This topic refers to @pboy 's suggestion from a recent decision we agreed on:
I suggest to discuss a standardized process and determinants to manage such pages:
What to do when we become aware of obsolete or dangerous pages?
Additionally, how to determine if and when a page is obsolete or dangerous? What characteristics/properties to deploy for determining that? When to keep it online and when to put it offline?
Maybe also: easier ways to report that for users (this might be linked to the general topic to increase external contribution I talked about with @hankuoffroad and where we wanted to create a dedicated topic to discuss).
This page dates back to Fedora 21 (!), but its content is not just confusing for users, it can be dangerous: if a user does not recognize that this page does not relate to current Fedoras, the page might cause users to break their system: if you implement things from that page, it may cause a system to no longer boot at all. I know its a worst case outcome, but I think we should care: it’s still a possible outcome of that page. I think this page has been already a topic in earlier ask.fedora threads.
In the past, we tended to wait very long, or wait until the feedback became “very distinct”. But does it make sense to always wait so long before becoming active?
A slight supplement to consider: be aware that once users start to be affected or annoyed by such pages (may it be with or without providing explicit feedback), it can be questioned if this creates incentives for them to contribute.
Yes, if a user implements parts of the boot configuration of Fedora 21, this is no longer compatible. So it can lead the system to no longer boot, maybe also break grub (including all installed operating systems). I expect most is reversible, but it needs experience/knowledge to solve such an issue once created (in ask fedora we are limited to the perspective of the users: what the users tell and provide us, and what they are able to provide, and what they are able to implement). Issues like that can be problematic for and with less-experienced users. Grub and boot loader configurations are serious issues where precision is necessary. Also, such issues always need a user to have a second computer.

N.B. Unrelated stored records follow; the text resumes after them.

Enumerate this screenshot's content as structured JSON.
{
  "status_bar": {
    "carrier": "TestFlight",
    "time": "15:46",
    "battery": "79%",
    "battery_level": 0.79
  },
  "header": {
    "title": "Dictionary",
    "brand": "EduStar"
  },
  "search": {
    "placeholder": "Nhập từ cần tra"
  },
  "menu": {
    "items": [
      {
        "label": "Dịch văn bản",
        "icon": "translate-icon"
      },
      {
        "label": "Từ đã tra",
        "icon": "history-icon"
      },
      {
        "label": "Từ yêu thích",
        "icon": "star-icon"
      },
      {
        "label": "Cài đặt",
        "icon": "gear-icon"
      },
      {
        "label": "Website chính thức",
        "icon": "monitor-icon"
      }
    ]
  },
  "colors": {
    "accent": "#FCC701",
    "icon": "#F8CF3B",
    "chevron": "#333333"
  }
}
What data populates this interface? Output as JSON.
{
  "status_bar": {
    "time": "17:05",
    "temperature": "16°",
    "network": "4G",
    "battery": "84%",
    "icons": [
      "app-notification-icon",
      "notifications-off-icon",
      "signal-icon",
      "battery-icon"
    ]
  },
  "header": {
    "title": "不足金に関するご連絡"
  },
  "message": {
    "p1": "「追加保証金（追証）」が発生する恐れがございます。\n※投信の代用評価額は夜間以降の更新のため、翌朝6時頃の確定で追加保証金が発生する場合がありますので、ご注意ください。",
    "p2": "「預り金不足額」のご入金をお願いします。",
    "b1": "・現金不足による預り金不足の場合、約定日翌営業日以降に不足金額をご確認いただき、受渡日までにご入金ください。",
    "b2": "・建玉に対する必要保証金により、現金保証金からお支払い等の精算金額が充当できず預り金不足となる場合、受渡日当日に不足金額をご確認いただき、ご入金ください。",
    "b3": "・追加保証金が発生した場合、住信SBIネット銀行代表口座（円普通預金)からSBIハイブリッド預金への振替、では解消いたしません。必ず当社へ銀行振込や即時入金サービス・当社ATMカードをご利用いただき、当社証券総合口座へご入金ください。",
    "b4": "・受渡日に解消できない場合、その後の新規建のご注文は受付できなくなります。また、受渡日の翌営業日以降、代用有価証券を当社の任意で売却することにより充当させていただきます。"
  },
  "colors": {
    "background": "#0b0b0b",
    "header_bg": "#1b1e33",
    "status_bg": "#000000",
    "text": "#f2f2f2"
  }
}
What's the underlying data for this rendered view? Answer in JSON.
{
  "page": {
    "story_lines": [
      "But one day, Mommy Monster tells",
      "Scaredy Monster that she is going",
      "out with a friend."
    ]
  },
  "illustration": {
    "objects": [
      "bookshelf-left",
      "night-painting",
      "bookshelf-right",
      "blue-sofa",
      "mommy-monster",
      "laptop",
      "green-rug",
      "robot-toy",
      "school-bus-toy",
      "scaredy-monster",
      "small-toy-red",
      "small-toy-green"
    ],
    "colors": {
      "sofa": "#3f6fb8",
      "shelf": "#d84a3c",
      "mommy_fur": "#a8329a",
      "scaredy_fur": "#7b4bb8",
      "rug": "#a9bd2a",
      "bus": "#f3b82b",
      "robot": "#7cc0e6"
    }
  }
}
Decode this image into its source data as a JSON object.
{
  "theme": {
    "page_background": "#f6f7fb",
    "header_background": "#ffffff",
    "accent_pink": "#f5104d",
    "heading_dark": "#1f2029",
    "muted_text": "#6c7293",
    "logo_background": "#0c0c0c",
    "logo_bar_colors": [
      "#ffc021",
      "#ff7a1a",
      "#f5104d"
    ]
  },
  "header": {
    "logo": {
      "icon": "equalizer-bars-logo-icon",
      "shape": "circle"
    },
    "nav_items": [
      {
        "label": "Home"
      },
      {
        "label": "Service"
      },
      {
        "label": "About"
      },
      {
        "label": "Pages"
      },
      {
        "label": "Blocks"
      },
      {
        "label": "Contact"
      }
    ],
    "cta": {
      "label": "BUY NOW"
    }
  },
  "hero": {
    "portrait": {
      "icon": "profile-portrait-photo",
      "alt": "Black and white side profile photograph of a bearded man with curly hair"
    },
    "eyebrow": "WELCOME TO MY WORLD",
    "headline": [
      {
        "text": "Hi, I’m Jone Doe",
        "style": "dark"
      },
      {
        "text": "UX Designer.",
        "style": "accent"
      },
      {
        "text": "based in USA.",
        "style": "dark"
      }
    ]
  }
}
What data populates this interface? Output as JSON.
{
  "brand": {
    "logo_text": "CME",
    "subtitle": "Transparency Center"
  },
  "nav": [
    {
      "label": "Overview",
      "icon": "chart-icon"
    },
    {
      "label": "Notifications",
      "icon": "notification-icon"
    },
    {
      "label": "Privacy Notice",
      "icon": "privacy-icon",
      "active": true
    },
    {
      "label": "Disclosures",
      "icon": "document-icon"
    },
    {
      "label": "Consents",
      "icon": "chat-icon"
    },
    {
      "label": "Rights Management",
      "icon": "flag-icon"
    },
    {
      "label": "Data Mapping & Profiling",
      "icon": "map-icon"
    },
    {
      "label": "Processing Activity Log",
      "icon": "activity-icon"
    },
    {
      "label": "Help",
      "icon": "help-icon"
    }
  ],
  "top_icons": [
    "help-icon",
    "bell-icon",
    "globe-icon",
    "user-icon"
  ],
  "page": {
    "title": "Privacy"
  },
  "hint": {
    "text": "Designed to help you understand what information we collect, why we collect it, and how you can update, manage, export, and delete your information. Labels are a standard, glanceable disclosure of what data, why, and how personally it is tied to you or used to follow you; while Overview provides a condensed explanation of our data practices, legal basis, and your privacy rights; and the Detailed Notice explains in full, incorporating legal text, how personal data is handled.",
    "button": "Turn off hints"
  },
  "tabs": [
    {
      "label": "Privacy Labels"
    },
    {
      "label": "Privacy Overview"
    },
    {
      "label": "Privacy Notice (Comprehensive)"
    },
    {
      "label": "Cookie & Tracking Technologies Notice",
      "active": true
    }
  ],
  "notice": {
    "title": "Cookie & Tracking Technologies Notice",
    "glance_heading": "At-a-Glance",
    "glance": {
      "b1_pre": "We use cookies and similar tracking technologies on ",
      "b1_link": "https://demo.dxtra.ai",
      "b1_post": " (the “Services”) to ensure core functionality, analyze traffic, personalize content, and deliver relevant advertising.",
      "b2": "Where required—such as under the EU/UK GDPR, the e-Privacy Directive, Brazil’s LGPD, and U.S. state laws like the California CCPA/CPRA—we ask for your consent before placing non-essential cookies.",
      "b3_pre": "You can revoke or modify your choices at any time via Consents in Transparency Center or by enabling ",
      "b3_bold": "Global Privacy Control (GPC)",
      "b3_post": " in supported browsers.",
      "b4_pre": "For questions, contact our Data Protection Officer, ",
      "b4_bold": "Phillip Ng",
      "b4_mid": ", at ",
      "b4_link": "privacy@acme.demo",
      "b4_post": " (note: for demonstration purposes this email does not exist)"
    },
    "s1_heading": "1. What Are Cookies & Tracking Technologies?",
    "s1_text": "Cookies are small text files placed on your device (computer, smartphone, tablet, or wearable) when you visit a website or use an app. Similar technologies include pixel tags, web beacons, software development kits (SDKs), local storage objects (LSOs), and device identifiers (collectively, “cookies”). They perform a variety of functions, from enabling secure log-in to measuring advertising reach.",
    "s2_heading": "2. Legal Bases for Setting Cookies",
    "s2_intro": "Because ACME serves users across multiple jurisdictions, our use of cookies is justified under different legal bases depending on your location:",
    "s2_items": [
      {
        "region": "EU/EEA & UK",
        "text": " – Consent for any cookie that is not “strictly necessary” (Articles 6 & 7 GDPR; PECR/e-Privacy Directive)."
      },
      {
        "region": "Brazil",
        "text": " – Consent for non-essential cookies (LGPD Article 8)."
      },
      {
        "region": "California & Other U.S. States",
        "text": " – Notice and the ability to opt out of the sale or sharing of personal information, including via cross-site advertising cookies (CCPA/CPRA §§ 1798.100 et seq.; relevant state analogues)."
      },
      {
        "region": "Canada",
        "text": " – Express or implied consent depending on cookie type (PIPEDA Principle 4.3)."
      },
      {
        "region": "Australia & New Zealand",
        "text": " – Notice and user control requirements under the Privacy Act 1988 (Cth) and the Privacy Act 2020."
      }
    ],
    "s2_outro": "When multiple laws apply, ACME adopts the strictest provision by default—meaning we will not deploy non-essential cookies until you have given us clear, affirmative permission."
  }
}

There is already the editor’s note in the top, which mentions that the page is deprecated and suggests to use instead the page on the Quick Docs, which is less problematic. The note contains the related link. But often people go directly to the part they found with their search engine, use STRG+F, or skim to what seems relevant based upon their problem, and do not read everything else → if any user ends up with one of the section links, they will not see the editor’s note in the top at all.
I think removing the page content and only leave the forwarding makes sense, doesn’t it? Or remove the page, or directly forward to the Quick Docs page? However, I guess at least the latter could be confusing.
Good topic! Indeed, that could indirectly solve several of such issues. This would imply to resolve the two grub pages into leaving only the “better” one from Quick Docs. The other questions (if/how/where forwarding, etc.) of above would be obsoleted as well if the structures of the different Docs would be merged.
I guess we need a pragmatic way to decide about it. If following a guide results in a non-booting system, we should remove that guide. If a guide is older as F30 / 4 - 5 years, we should include am expli.cit warning.
And than we should start to check the most active articles first. We should try to find a reviewer instead of trying to fix every document ourselfes.
100% to your points. But the standardization suggestion is also referring to how to implement the goal. E.g., this situation: I just found this page (or someone made me aware of it) where I can say some contained things can break the system: open a ticket? put it to the meeting? Shall I immediately set it offline when it can break the system?
Usually, a few days more or less make no difference given that these pages are usually online for a long time. So I suggest to not rush.
Given our informal practices, my suggestion would be to open a ticket with the flag “approval needed”, mention it in the next meeting’s topic/thread to make aware (no meeting flag or dedicated discussion during the meeting necessary unless someone wants to), and if one other team member has approved it, set it offline. Does that make sense? That does not impose changes or so, and ensures that two people check before something is deleted. But there are alternatives of course as well.
When the “finder” only intends to add the explicit warning (and no removal of the page), I think we can do the same but replace the explicit second approval with a lazy approval after 2 or 3 days after the respective meeting.
When users create related tickets I would treat these tickets the same way.
100% agreed. Setting an article offline is a pretty tough measure. We should make sure that not 2 arbitrary people can run this process. But at least one should be a regular and continuous participant of docs team discussions/work, or maybe a board member. I would prefer the former. Practically, that would be you, Hank and me at the moment,
And, by the way, I think we need a kind of register of our decisions and regulations. Maybe a dedicated page in our team pages.
Agreed to all your points. But I think this is a default: only regulars/permanent members have the privileges to remove pages. So a non-regular/non-permament member can only act as the approving second one. I think beyond Hank, you and me, these privileges are only given to darknao, pbokoc and Ben Cotton, and the administrative people that do not intervene in Docs anyway. But you are right that when me formalize this we should make this explicit to avoid confusion.
Practically, you are right. Nevertheless, to make it clear (and to provide an - at least implicit - justification) I think it is good to sate it explicitly. And sometimes the assigned privileges and the real situation get out of sync